Every line below that contains the word "JSON" must be copied.

MATERIAL PROVIDED ::
════════════════════

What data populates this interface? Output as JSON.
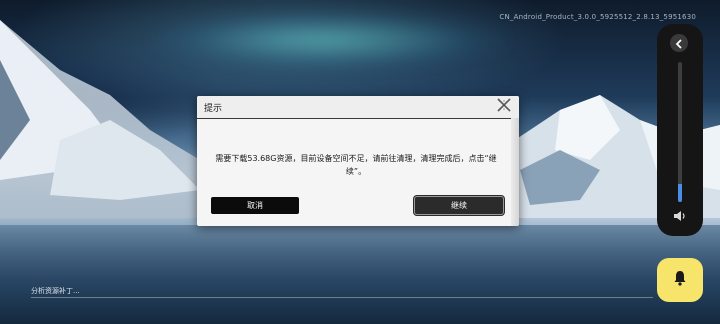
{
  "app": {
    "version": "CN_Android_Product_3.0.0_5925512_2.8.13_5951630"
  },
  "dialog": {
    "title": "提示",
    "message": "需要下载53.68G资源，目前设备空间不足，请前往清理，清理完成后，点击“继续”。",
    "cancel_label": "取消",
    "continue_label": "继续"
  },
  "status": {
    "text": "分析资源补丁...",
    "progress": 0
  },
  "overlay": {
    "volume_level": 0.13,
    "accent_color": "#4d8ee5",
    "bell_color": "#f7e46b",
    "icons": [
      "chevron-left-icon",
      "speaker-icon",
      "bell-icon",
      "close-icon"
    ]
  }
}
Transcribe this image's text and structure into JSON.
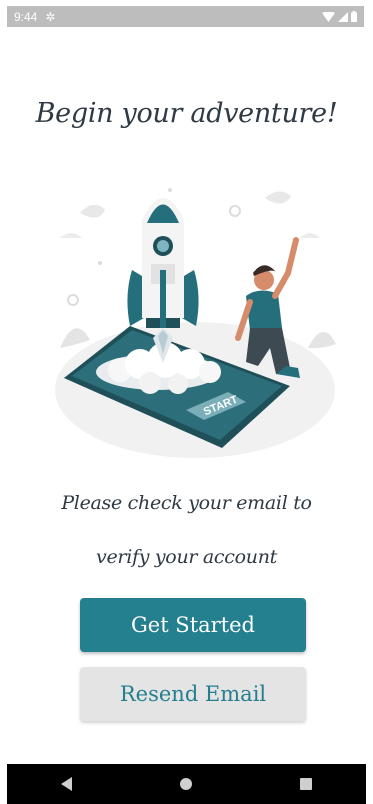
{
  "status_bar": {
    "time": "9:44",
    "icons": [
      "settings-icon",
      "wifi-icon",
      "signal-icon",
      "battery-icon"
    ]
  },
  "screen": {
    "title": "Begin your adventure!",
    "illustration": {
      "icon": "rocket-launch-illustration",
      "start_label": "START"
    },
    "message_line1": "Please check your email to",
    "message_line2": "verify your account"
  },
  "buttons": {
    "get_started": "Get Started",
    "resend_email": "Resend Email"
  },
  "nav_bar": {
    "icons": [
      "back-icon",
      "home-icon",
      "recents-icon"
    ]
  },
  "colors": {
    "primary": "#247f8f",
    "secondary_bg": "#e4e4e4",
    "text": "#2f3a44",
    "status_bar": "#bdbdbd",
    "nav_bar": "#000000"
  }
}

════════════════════

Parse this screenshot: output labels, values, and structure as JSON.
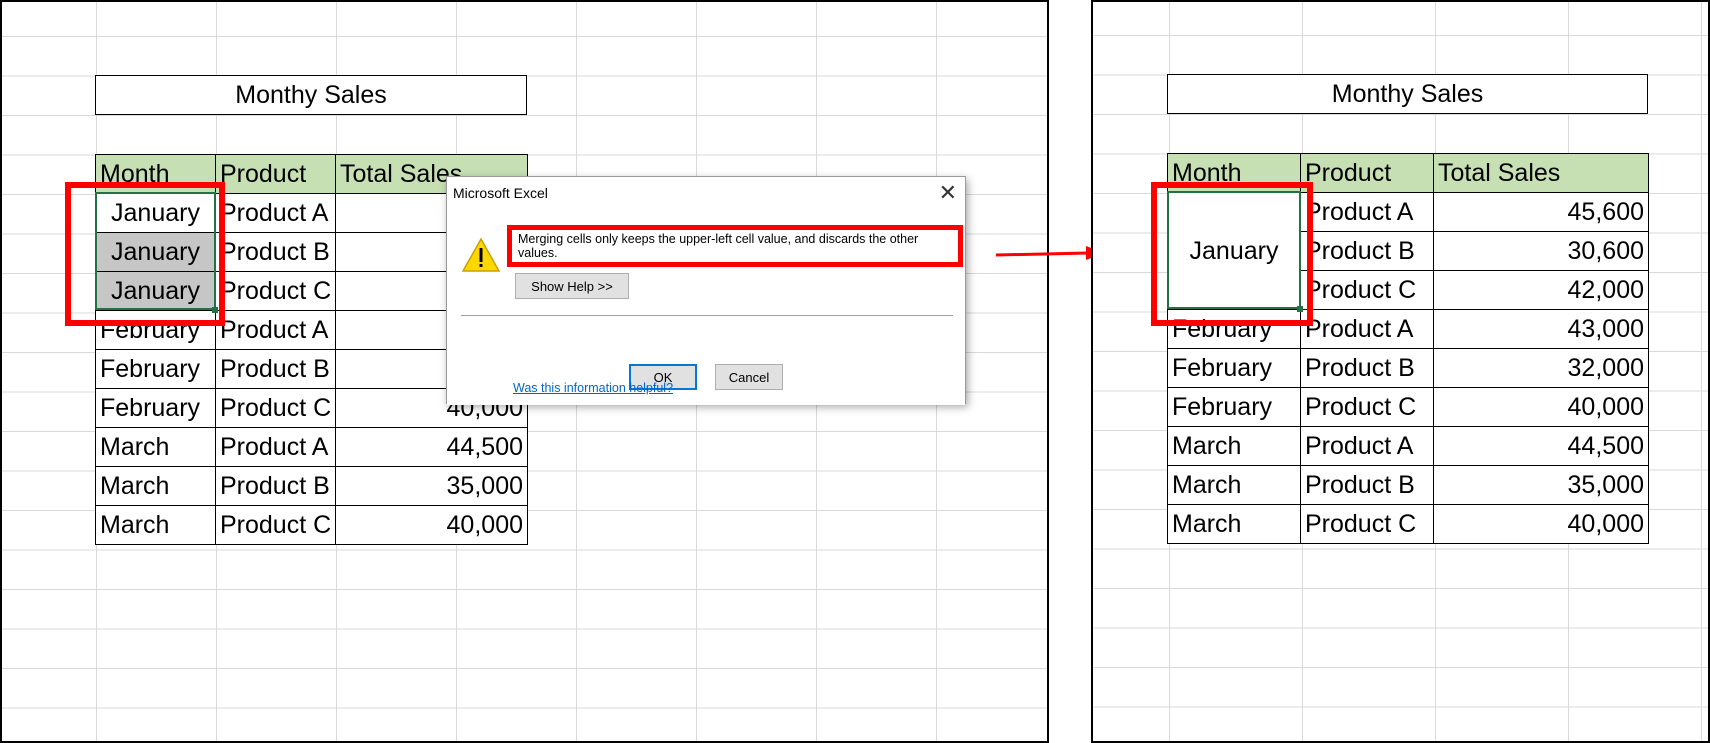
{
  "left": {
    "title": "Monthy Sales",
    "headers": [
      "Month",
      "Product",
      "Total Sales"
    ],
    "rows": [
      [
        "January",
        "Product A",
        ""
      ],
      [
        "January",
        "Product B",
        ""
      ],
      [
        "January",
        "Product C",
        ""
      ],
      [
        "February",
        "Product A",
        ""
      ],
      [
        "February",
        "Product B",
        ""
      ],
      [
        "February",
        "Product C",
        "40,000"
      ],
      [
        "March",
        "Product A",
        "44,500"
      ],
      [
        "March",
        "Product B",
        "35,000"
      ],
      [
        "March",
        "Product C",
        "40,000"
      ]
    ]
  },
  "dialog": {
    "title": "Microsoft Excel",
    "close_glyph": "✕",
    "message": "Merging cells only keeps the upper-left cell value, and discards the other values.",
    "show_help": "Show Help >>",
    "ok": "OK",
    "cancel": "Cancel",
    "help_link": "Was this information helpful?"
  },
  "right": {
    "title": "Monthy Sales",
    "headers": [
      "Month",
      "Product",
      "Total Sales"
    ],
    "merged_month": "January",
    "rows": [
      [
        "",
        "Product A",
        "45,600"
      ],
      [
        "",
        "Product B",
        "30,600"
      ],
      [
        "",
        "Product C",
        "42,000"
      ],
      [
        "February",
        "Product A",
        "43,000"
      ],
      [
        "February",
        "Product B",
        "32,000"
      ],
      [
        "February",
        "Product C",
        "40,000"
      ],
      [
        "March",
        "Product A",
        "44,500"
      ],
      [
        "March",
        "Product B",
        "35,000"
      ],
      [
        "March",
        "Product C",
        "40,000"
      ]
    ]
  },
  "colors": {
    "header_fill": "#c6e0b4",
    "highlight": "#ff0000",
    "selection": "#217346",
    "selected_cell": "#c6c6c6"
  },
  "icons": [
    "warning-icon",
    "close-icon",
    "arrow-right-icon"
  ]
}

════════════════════

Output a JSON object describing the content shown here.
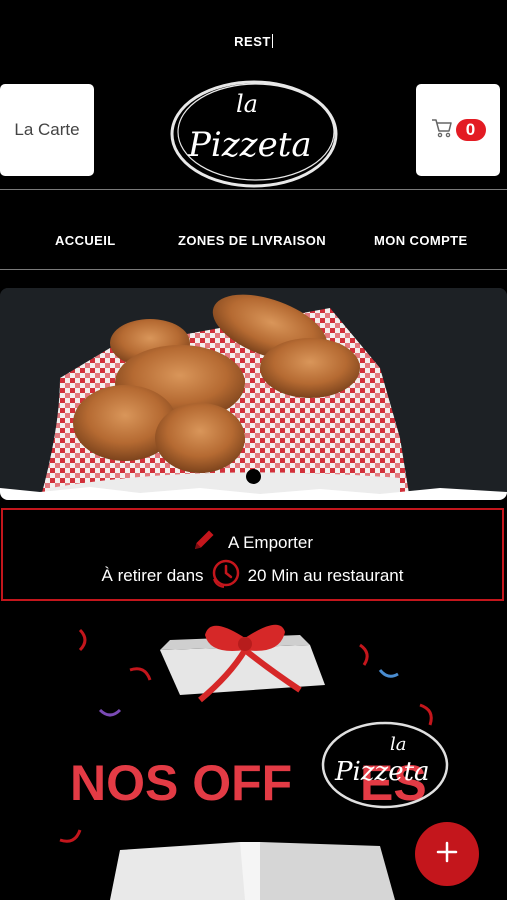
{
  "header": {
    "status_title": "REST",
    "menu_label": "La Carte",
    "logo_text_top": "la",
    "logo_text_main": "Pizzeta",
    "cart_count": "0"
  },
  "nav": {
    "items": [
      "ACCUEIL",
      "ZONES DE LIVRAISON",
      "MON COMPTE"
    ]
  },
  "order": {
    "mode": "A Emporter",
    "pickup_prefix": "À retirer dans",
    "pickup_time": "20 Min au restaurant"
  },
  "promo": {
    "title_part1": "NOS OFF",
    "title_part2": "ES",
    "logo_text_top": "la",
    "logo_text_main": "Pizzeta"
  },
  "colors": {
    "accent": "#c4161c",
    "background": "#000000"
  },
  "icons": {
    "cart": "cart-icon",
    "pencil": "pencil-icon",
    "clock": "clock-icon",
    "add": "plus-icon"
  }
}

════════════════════

FINAL ANSWER ::
What data populates this interface? Output as JSON.
Transcribe this image's text and structure into JSON.
Parse this screenshot: output labels, values, and structure as JSON.
Output a JSON object describing the content shown here.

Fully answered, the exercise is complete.